Robinson said it is ideal that workers are interested in what they are doing, as this helps bolster retention rates for any given department. “Sometimes the individual will transfer because they prefer a different type of work, or they prefer the supervisor in another department, or they’re avoiding burnout,” she said. “Maybe you’ve done something for a while and want to try something different. Or maybe the pay is better.”

The Klamath Tribes face the challenge of internal movement as current employees change positions and departments, while other challenges have been recruiting individuals who have criminal backgrounds, whether misdemeanors or felonies. Many assume that they won’t be hired because of their past. Or non-tribal individuals who assume the Tribes only hire tribal members and thus don’t apply for open positions.

There are also cases where some individuals might have been addicted to hard drugs or have a criminal record from decades ago. Robinson disagrees with the notion that a former convicted felon should be perpetually punished. “You paid your debt to society. We don’t need to keep punishing you,” she said. “How can you rebuild your life if you can’t get a job?”

She said one individual’s background check is not going to matter unless the crime is recent or they apply for a position that requires clearing a specific background requirement.

As for hiring non-tribal members who have not worked for a tribe, Robinson noted the unique challenges these individuals might initially face. Learning the tribal side of things is critical because the tribe has its own government and is a government within a government where tribal laws and specific Federal rules apply. State employment laws do not apply to Tribes who are sovereign nations. Tribes have a lot of rules to follow that are not required of private industry. This makes the learning curve more challenging for people who have not had the experience of working for a tribe.

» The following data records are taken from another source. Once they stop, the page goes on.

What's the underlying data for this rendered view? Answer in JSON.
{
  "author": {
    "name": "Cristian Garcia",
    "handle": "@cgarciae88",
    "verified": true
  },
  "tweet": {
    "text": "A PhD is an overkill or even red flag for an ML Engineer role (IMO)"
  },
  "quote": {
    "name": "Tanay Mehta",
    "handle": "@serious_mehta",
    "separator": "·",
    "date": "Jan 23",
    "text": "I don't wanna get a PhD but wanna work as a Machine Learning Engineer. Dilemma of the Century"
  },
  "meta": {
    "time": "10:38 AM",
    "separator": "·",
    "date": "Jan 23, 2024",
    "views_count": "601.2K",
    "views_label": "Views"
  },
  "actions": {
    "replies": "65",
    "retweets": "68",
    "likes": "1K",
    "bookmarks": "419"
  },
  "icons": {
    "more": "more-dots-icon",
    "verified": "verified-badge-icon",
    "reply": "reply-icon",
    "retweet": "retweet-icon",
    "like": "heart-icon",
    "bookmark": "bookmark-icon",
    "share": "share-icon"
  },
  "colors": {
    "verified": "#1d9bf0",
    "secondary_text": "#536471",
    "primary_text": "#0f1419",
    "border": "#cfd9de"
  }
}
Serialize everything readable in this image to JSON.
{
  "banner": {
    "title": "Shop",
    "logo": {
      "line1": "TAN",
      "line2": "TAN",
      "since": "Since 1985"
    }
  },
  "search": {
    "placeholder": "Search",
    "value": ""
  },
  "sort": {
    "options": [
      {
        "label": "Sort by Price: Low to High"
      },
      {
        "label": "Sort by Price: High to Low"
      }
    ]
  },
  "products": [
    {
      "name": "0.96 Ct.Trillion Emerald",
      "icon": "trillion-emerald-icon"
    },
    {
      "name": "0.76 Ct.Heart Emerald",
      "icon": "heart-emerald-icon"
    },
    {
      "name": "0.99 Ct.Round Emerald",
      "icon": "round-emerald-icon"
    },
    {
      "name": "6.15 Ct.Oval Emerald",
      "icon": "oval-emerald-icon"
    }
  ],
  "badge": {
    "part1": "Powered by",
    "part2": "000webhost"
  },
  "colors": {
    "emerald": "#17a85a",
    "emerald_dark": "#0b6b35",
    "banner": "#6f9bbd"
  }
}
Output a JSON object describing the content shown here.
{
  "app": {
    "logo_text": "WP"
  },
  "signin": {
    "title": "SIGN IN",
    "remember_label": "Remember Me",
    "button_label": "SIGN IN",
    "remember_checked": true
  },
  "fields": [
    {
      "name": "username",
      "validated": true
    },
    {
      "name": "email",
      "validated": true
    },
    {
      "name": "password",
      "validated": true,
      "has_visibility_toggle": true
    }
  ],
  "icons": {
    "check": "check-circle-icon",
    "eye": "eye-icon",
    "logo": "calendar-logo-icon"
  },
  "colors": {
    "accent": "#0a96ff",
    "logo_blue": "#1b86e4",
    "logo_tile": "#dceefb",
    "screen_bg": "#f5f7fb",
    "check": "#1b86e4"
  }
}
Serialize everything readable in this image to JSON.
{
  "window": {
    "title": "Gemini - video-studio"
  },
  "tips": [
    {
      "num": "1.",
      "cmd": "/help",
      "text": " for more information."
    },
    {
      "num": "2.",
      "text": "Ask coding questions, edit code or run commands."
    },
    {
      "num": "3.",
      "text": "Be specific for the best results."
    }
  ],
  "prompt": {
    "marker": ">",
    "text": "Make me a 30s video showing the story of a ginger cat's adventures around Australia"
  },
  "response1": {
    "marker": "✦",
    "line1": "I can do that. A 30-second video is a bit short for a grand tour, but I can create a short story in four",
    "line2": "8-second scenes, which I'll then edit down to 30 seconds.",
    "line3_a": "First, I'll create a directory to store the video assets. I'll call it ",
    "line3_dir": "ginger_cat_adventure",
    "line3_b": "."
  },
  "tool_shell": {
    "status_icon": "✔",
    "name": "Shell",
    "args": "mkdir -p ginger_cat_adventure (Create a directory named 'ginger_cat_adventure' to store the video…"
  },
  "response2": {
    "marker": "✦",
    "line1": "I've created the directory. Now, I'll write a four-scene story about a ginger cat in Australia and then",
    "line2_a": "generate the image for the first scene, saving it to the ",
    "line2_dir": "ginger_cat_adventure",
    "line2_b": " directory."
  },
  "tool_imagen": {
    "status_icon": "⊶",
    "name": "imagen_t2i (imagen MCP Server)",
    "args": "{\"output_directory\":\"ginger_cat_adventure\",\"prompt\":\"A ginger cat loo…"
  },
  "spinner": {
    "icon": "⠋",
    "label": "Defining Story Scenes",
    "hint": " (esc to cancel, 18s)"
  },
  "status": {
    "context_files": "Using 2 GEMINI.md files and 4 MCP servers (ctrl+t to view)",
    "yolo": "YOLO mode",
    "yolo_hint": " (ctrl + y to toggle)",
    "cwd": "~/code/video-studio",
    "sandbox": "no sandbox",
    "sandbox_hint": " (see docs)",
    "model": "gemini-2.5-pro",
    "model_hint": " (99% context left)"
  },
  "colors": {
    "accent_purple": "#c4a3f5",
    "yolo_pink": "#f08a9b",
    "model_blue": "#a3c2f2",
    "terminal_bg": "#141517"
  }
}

With the legalization of marijuana use, pre-employment drug testing played a large role in discouraging potential hires from applying. Marijuana use, being detectable in the human body for up to a month for occasional use, impeded the application process for employers and employees. When positions have a short open recruitment period, there is no possibility to clear the system for drug testing. “We were missing a lot of opportunities for hiring,” said Robinson. “Since the goal of drug testing is to ensure we have a drug free workplace, we have stopped pre-employment testing and use suspect testing, unless the position requires extra caution such as bus drivers, for example.”

Around 80 percent of the current Klamath Tribes workers are enrolled members of a tribe. However, the goal is to increase that percentage and train more tribal members to join the workforce and fill positions. Robinson also stressed the need for more on-the-job training, coaching, and increased work competency training for advancement opportunities in order to garner interest in working for the tribe as well as for retaining current employees. 

“Director-level positions are harder to fill,” said Robinson. “One part of my strategic plan is to have the departments implement succession planning so we’re hiring from the bottom up, not the top down. That way, knowledge doesn’t walk out the door when somebody leaves. You train up so that there’s always somebody ready to step up as opposed to now they’re gone, and we have to try and figure out what processes they knew and didn’t teach others to do.”

Robinson acknowledges that some employees, regardless of the organization for which they work, can be territorial in wanting to keep the knowledge to themselves, which can hinder succession planning.

Robinson has adjusted pre-requisites and salaries for a variety of jobs in an effort to fill positions in a location with a limited workforce. She encourages job prospectors to view the job listings posted on the Klamath Tribes website, which change often as positions become available. Lucrative jobs are being offered by the Tribes, she said, with many more opportunities to come as the Tribes’ workforce needs are quickly expanding.